-- MATERIAL PROVIDED follows --

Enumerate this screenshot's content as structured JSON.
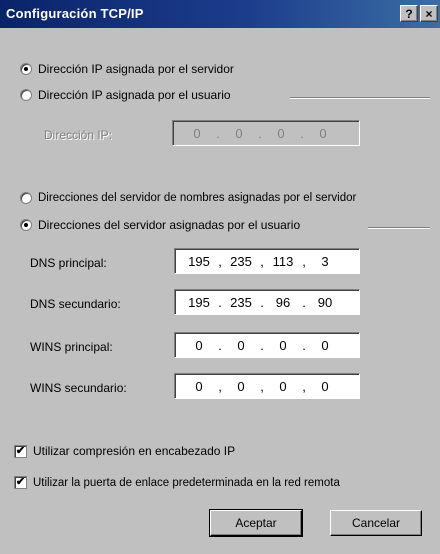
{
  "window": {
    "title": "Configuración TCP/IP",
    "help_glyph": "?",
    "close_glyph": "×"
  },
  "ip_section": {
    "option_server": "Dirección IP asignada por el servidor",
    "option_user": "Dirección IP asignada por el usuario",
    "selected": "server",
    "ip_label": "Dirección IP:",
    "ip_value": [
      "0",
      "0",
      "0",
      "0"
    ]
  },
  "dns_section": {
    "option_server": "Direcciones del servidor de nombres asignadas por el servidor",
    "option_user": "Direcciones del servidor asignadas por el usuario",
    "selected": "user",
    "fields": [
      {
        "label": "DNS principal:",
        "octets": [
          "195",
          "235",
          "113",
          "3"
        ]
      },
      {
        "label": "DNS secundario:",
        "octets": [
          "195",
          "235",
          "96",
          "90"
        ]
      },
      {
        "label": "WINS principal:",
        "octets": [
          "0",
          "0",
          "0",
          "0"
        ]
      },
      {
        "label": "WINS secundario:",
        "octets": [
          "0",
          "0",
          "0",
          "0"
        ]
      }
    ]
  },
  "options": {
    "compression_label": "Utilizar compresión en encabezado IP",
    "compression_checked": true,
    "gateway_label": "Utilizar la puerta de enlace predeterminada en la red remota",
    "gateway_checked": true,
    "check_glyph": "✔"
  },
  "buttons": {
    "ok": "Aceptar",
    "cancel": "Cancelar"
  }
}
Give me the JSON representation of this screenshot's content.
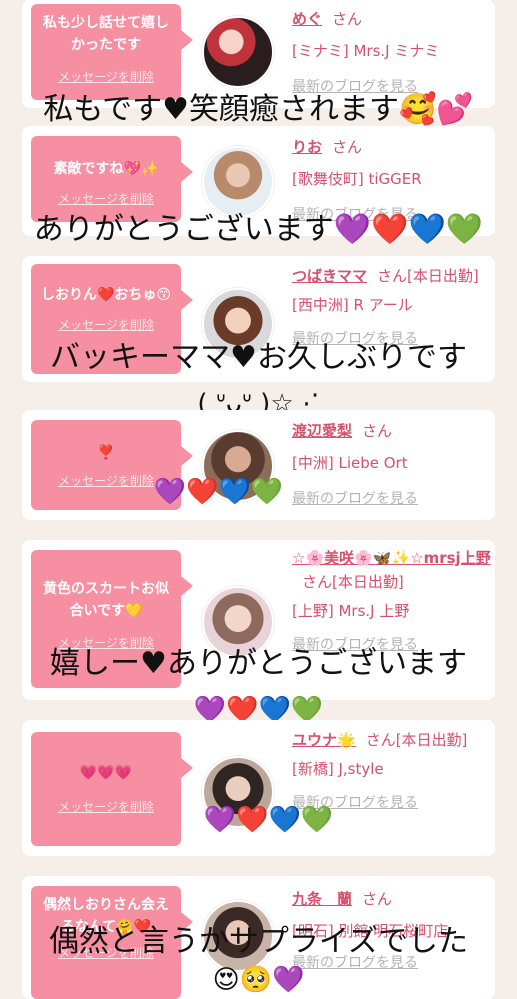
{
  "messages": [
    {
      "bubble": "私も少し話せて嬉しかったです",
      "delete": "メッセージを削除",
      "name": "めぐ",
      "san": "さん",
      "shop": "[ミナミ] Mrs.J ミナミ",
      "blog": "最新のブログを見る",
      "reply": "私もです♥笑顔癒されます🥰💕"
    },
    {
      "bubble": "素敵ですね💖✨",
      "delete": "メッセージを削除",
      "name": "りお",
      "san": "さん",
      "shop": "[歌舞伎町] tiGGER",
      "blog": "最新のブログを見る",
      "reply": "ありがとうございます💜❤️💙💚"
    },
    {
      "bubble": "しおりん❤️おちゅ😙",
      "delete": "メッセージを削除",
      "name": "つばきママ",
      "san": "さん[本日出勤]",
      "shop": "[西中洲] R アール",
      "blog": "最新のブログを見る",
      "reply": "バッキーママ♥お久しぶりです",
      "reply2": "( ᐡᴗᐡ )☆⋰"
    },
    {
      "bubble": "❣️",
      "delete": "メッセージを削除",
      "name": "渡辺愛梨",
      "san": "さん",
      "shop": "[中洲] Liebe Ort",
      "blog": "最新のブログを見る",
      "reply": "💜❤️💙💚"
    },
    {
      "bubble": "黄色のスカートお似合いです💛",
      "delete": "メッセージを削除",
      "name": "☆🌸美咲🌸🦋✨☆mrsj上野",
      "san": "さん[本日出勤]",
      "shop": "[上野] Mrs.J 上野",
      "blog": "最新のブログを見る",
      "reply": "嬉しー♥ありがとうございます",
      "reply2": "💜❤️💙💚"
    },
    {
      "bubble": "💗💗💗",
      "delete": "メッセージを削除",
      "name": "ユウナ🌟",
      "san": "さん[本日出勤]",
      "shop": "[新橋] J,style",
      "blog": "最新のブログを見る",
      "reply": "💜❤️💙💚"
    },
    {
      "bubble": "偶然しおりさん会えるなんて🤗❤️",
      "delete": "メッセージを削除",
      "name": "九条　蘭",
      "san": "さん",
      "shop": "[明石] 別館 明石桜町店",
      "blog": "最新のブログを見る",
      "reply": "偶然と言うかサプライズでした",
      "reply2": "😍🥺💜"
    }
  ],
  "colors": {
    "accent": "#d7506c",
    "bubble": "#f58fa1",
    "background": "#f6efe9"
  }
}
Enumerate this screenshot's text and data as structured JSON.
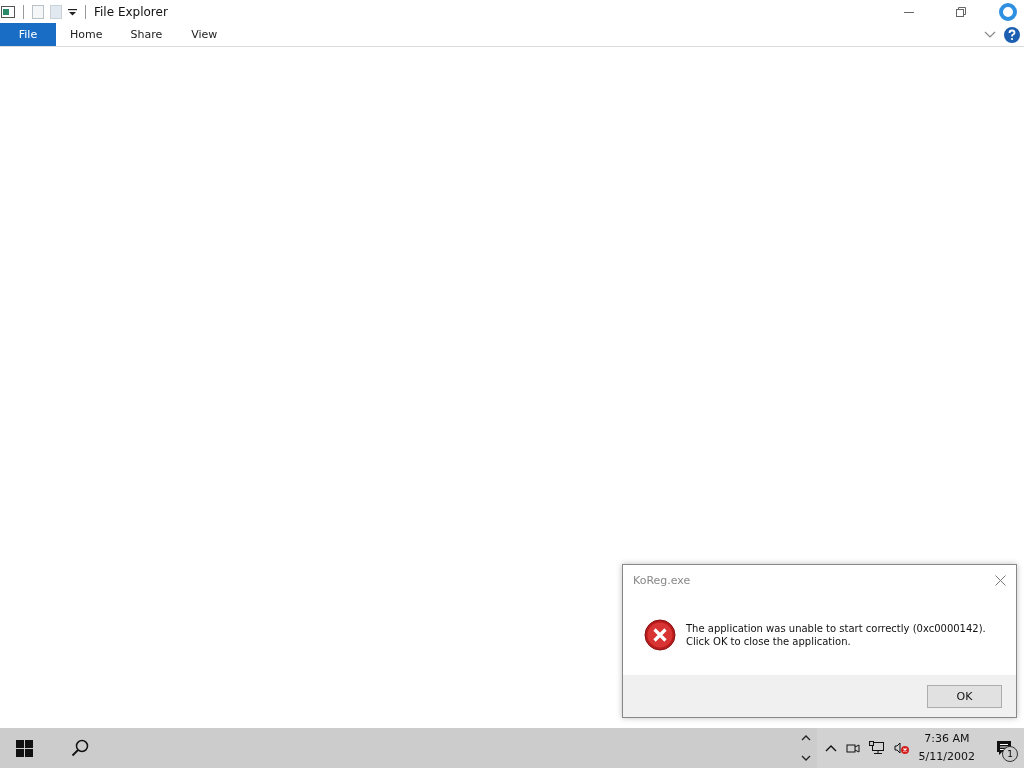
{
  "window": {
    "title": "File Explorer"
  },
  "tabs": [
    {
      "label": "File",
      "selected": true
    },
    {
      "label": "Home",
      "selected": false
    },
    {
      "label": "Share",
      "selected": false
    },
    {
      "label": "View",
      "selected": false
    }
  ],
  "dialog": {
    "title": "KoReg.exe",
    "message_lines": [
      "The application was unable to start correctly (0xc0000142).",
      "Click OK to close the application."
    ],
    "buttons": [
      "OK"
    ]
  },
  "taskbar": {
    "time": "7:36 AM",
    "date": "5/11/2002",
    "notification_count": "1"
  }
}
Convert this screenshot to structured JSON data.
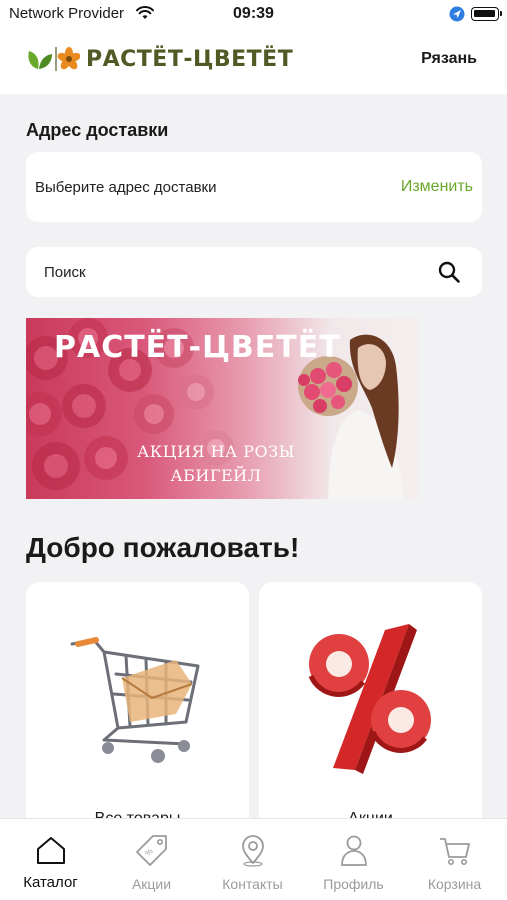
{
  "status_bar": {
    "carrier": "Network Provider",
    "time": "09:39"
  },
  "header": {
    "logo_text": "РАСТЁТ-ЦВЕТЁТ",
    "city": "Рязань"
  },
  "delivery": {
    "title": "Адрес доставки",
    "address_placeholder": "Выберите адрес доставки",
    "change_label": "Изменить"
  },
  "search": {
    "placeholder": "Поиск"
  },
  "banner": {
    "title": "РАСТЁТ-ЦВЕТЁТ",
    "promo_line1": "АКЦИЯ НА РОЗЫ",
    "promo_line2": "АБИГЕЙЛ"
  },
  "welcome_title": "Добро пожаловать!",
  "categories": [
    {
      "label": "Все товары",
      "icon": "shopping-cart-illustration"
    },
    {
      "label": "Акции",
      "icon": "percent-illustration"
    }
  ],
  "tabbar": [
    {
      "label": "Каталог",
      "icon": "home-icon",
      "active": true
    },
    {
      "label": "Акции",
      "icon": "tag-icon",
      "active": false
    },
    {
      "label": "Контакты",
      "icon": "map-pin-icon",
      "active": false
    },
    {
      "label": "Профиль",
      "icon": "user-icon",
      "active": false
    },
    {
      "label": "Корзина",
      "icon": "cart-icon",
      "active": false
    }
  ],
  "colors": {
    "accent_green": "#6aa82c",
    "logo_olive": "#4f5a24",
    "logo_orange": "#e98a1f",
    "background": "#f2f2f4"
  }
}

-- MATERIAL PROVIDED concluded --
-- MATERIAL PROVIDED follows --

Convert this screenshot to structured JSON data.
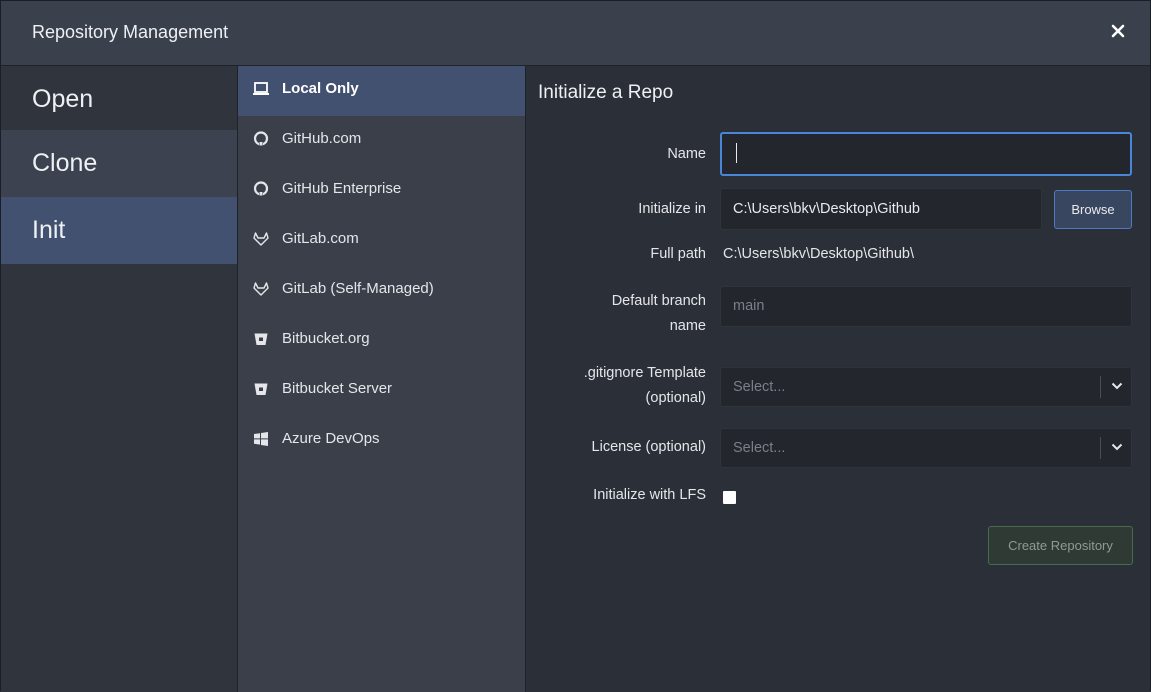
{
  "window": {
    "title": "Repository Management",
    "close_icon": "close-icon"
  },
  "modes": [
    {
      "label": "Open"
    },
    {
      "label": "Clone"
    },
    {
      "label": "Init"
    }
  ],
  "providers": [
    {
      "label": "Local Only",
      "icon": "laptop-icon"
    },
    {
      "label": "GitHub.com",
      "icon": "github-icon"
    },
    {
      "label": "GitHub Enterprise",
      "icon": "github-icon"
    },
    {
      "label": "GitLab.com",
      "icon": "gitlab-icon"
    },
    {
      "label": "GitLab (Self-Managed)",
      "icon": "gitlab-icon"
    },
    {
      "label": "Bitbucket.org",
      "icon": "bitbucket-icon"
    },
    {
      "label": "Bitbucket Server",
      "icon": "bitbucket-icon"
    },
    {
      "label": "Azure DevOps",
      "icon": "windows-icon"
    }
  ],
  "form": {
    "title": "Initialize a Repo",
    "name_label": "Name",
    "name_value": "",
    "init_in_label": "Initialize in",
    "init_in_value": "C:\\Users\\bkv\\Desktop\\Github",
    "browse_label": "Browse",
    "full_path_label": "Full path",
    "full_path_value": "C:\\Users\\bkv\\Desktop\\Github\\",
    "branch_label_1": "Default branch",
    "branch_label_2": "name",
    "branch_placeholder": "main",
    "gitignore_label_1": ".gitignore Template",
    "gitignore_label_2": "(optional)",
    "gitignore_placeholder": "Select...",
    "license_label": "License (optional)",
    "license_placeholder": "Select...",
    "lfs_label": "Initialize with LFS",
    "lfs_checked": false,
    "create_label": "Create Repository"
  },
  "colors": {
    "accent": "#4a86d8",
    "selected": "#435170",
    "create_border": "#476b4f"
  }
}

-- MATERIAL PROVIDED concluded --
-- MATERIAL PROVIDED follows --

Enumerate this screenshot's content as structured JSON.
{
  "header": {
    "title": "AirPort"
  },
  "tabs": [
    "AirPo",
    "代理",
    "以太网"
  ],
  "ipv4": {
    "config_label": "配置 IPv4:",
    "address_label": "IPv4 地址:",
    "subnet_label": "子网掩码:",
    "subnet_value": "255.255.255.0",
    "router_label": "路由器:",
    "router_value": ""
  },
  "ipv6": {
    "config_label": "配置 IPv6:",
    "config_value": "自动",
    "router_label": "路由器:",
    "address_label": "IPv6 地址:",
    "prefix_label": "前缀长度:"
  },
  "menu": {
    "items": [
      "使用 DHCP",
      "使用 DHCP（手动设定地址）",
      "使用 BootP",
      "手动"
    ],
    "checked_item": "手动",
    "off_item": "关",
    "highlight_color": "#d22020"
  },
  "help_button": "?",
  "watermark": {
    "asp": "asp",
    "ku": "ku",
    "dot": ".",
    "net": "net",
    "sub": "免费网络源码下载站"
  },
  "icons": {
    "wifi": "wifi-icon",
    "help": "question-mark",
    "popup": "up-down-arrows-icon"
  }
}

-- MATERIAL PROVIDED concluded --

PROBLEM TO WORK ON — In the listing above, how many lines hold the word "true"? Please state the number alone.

ANSWER BELOW — 4